The senators, in their letter, repeated recent comments by the incoming Pacific Command commander, Adm. Philip Davidson, who testified in April that China is close to taking control of the strategic waterway.
The South China Sea is used to transport an estimated $5 trillion annually in global trade.
"The only thing lacking [by the Chinese military's expansion activities the South China Sea] are the deployed forces," Davidson said. "Once occupied, China will be able to extend its influence thousands of miles to the south and project power deep into Oceania."
Rubio (R., Fla.), Gardner (R., Colo.), and Markey (D., Mass.) also said missiles being deployed on the islands are not defensive and will increase China's offensive firepower.

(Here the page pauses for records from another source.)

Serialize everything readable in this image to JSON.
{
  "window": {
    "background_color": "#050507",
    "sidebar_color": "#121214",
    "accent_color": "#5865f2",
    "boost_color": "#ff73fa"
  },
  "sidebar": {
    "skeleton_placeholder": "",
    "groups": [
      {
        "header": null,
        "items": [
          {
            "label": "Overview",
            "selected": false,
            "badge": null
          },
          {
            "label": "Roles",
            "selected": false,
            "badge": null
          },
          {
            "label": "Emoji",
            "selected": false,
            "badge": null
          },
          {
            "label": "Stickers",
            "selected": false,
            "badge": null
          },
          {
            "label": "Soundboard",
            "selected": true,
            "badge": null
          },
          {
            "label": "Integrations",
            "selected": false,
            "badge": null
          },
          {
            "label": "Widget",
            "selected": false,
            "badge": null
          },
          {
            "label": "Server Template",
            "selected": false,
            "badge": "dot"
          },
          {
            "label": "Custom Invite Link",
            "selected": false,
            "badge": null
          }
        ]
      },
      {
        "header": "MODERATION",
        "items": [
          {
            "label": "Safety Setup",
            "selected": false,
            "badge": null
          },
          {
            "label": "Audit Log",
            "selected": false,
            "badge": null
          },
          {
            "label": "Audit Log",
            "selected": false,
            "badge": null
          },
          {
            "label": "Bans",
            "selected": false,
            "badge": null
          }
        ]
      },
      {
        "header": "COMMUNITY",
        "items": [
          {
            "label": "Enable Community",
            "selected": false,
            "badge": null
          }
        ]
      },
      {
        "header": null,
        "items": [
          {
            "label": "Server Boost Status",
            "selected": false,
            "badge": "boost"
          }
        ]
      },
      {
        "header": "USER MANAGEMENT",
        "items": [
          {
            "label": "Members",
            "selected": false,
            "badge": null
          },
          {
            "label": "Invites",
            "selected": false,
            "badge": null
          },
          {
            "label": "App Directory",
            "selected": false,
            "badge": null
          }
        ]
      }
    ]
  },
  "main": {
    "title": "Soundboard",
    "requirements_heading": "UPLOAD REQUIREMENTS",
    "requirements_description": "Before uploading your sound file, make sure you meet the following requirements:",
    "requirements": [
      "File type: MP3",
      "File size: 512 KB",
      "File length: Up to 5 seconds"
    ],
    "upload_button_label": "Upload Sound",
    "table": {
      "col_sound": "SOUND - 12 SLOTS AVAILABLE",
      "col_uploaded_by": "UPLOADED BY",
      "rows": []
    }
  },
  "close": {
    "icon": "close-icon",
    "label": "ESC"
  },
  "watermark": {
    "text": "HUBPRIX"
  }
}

The missiles provide China with new coercive power in regional disputes, including with U.S. ally Philippines, Vietnam, and Indonesia.
Recent Senate actions indicate growing congressional support for stronger initiatives.
In April, a bipartisan group of senators sponsored legislation calling for a new policy framework in the Indo-Pacific region to promote a free and open region and adherence to a rules-based international order.
A section of that bill calls for regular warship operations and military flights over the sea, and greater joint maritime training and freedom of navigation operations with regional states.
The bill also would fund weapons transfers and greater defense cooperation in the region "to resist coercion and to deter and defend against security threats," the senators said.
Earlier in March, another group of senators, led by Rubio and Sen. Ben Cardin (D., Md.) introduced legislation that would impose sanctions on Chinese officials and organizations engaged in illegitimate actions in both the South China Sea and East China Sea, where China is pressing Japan over its claims to the Senkaku islands.
"The Chinese government's latest aggressive actions clearly demonstrate that continued brow-beating of Beijing via diplomatic demarches is not enough," the three senators stated.
The senators said the administration needs to do more to force China into accepting the 2016 ruling of the international tribunal in The Hague that ruled China violated international law by building up the artificial islands.
Additionally, Rubio, Gardner, and Markey want the administration to work more with Congress to provide robust U.S. military support to regional states concerned about Chinese aggression.
Other measures sought include reaching a trilateral agreement between the Pentagon and Japan and Australia to coordinate maritime security assistance and pool resources.
"We were glad to see the Department of Defense recently retract U.S. invitations for the People's Liberation Army Navy to participate in the upcoming Ring of the Pacific (RIMPAC) naval exercise," the senators said.
In addition, the senators want the Pentagon to provide an assessment of the threat posed by China's new regional weapons to freedom of navigation operations in the South China Sea.
A third proposal is the creation of a Joint Maritime Task Force-Pacific that would provide "persistent deployment of surface ships from a group of allies and partners in the broader Indo-Pacific region who are committed to protecting a free and open South China Sea maritime environment," the lawmakers said.
Reuters reported that satellite photos taken May 12 revealed China has deployed mobile surface-to-air missiles or anti-ship cruise missiles on Woody Island in the Paracels.
Marine Corps Lt. Col. Christopher B. Logan said in response to reports of the warship operation: "U.S. forces operate in the Asia-Pacific region on a daily basis, including in the South China Sea. All operations are conducted in accordance with international law and demonstrate that the United States will fly, sail, and operate wherever international law allows."
"We are continuing regular FONOPS, as we have routinely done in the past and will continue to do in the future," he said, adding that summaries of the operations would not be released until an annual report is made public.
China's claims to islands in the sea have been challenged by Philippines, Vietnam, Brunei, Malaysia, and Taiwan.
Published under: China